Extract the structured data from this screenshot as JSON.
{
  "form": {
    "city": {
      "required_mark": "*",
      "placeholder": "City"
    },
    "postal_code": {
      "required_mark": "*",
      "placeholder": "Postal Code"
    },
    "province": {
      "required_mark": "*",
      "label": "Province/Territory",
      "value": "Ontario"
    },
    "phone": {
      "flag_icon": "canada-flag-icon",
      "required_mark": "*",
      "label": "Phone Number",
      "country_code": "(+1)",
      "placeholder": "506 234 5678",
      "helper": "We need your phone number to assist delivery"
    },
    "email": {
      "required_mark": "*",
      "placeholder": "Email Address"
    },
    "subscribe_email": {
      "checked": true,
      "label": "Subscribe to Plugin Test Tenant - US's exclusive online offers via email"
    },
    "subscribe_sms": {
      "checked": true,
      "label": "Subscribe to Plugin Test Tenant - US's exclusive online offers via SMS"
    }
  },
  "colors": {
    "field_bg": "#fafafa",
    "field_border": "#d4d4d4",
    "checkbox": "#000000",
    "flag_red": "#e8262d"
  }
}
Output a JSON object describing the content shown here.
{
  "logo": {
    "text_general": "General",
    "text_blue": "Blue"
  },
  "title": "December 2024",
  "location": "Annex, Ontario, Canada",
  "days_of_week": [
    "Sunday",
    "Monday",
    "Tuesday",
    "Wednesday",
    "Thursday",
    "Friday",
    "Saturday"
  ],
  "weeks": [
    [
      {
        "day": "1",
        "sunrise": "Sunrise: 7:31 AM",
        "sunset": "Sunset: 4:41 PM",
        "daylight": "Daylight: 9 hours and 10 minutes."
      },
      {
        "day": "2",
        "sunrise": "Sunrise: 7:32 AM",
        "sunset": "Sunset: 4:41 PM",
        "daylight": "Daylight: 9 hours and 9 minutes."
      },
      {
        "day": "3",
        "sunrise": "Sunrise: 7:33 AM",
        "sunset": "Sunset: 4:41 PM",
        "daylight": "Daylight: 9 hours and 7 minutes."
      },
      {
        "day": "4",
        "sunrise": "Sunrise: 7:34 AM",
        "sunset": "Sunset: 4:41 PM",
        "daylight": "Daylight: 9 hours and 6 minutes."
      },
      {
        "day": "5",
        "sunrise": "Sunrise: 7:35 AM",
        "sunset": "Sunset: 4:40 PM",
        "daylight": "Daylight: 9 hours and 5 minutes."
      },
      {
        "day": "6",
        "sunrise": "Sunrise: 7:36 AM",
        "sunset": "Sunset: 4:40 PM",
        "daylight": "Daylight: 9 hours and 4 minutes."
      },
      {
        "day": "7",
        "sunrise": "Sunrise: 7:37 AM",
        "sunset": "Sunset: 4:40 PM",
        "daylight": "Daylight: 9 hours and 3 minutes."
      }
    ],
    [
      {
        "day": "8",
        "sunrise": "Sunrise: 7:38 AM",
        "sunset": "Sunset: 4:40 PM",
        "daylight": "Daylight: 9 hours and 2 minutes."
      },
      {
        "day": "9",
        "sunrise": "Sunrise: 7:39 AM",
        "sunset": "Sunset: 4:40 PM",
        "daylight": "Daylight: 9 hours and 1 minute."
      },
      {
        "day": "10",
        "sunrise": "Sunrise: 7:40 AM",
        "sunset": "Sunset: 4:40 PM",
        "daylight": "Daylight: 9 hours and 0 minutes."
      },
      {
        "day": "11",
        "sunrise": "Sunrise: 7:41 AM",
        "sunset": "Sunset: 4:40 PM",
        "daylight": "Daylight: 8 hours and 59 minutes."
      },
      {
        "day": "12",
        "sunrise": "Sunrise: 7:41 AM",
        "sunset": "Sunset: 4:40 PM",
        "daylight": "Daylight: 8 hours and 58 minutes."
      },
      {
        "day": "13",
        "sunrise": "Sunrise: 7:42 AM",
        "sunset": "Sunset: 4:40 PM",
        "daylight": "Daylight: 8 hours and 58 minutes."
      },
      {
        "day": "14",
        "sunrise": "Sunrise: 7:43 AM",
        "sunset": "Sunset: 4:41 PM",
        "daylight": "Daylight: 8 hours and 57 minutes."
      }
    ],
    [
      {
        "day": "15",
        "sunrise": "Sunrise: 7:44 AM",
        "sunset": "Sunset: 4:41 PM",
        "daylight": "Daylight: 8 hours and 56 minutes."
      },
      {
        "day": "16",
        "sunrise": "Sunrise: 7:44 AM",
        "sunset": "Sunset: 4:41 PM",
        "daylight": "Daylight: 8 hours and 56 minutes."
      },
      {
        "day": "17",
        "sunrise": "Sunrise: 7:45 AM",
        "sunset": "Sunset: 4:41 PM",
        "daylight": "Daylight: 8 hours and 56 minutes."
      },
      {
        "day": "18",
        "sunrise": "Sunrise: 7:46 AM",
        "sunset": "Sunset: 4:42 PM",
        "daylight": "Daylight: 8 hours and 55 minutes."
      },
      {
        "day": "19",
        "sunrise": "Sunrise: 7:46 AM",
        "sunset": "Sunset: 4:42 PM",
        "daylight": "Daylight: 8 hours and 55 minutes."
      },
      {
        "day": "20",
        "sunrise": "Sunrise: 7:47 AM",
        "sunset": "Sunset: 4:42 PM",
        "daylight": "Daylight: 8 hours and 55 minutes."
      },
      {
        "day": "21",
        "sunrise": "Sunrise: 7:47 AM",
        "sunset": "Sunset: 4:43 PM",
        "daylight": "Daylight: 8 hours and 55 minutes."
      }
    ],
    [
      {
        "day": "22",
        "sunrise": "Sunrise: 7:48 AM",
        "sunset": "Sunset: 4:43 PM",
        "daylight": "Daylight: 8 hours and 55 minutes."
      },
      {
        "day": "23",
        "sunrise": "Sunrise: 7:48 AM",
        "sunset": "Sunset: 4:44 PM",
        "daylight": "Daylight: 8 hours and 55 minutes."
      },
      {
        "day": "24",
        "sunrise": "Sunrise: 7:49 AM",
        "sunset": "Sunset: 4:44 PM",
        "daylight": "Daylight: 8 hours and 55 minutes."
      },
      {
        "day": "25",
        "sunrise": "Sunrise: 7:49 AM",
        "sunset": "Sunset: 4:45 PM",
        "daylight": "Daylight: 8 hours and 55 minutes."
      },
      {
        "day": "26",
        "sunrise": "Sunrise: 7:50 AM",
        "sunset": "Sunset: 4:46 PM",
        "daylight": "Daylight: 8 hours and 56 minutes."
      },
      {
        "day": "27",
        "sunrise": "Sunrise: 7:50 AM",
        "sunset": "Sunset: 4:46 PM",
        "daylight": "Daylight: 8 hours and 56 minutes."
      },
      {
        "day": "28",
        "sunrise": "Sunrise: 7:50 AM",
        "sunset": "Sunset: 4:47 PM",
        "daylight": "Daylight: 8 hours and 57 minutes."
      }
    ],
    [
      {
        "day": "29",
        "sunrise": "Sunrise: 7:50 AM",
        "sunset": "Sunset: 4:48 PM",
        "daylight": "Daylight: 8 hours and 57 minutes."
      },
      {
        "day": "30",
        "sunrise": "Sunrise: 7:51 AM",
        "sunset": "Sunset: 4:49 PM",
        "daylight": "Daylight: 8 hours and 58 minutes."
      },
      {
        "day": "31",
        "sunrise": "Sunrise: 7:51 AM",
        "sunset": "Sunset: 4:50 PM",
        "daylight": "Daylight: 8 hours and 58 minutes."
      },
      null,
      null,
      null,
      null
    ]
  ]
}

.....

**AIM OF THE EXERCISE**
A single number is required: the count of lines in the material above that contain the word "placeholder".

**RESULT OF THIS EXERCISE**
4